St. Paul City Council members questioned Wednesday why $3.7 million in grants and loans to community projects went untouched while the city is doing the municipal equivalent of shaking sofa cushions to pay for such services as police protection and snow plowing.

"We're dying for money, and there's $3.1 million in cash sitting there," council President Kathy Lantry said to Planning and Economic Director Cecile Bedor at a budget hearing.

Lantry was referring to money designated but unspent in the St. Paul Sales Tax Revitalization (STAR) program. An additional $621,000 initially used as collateral for STAR loans also is available, bringing the figure to about $3.7 million.

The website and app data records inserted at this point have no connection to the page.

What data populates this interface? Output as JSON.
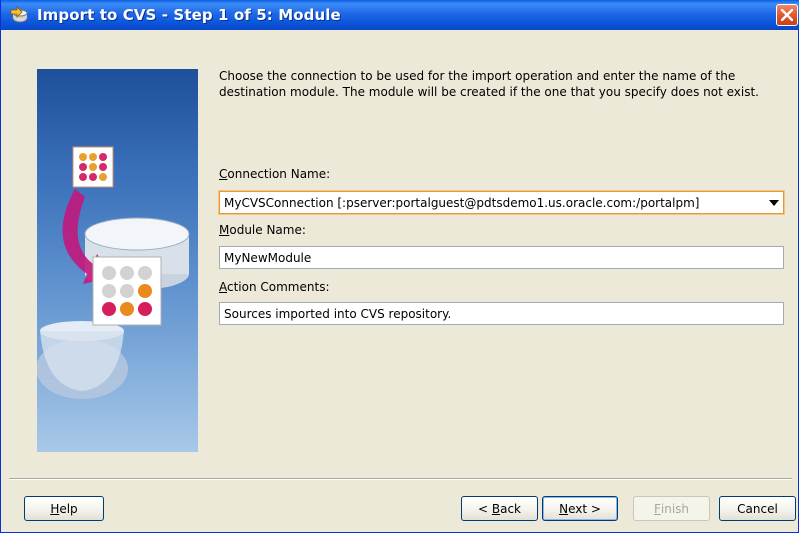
{
  "window": {
    "title": "Import to CVS - Step 1 of 5: Module"
  },
  "instructions": "Choose the connection to be used for the import operation and enter the name of the destination module. The module will be created if the one that you specify does not exist.",
  "fields": {
    "connection": {
      "label_mnemonic": "C",
      "label_rest": "onnection Name:",
      "value": "MyCVSConnection [:pserver:portalguest@pdtsdemo1.us.oracle.com:/portalpm]"
    },
    "module": {
      "label_mnemonic": "M",
      "label_rest": "odule Name:",
      "value": "MyNewModule"
    },
    "comments": {
      "label_mnemonic": "A",
      "label_rest": "ction Comments:",
      "value": "Sources imported into CVS repository."
    }
  },
  "buttons": {
    "help": {
      "mnemonic": "H",
      "rest": "elp"
    },
    "back": {
      "prefix": "< ",
      "mnemonic": "B",
      "rest": "ack"
    },
    "next": {
      "mnemonic": "N",
      "rest": "ext >"
    },
    "finish": {
      "mnemonic": "F",
      "rest": "inish"
    },
    "cancel": {
      "label": "Cancel"
    }
  },
  "colors": {
    "titlebar": "#0953d8",
    "close": "#e35b2e",
    "dialog_bg": "#ece9d8",
    "focus_border": "#e09a3f"
  },
  "icons": {
    "title": "cvs-import-icon",
    "close": "close-icon",
    "side": "wizard-illustration"
  }
}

The program was established by the Legislature in 1994 to disperse a percentage from the city's half-cent sales tax. The funding directives have been tweaked over the years with some $15 million now coming annually from the tax. Sixty percent goes to STAR program projects with the remainder to debt service on the RiverCentre.

The Pan Asian Village at University Avenue and N. Dale Street, with $950,000 in untouched STAR funds, is at the top of a list of dead projects with cash balances.

As unveiled in 2005, it was to be an Asian arts and cultural center with a theater and educational organizations, but what remains is the Unidale Mall with its thrift shop and cut-rate stores. The planned village was the largest of several dozen projects with cash balances that make up the $3.1 million. Council members seemed astounded at the amounts and the lack of oversight.

Council Member Pat Harris called for "zero tolerance" and for the funds for dead projects to be pulled.

Lantry repeatedly said STAR guidelines aren't being followed by the planning department, that when money goes unused for six months, the project should be brought publicly to the council for reconsideration or recension.

"We have to have a process that's public, not 'I slipped a note under Kathy's door,'" Lantry said.

Bedor said the agency needs "guidance" because STAR guidelines say the money "may" be returned, but isn't required to be. Lantry disagreed, repeatedly saying a public council action should be taken on unused funding.

She and Harris also emphasized that the money was given to groups for specific projects and it can't be redirected to something else if the original plans shift.

Council Member Dave Thune, however, said, "Frankly, projects do evolve and change. I don't think we should have some rigid policy."

The five council members in attendance -- Dan Bostrom and Melvin Carter were absent -- agreed on the need for another meeting to develop a plan to get better control over the money.

Rochelle Olson • 651-925-5035 Twitter: @rochelleolson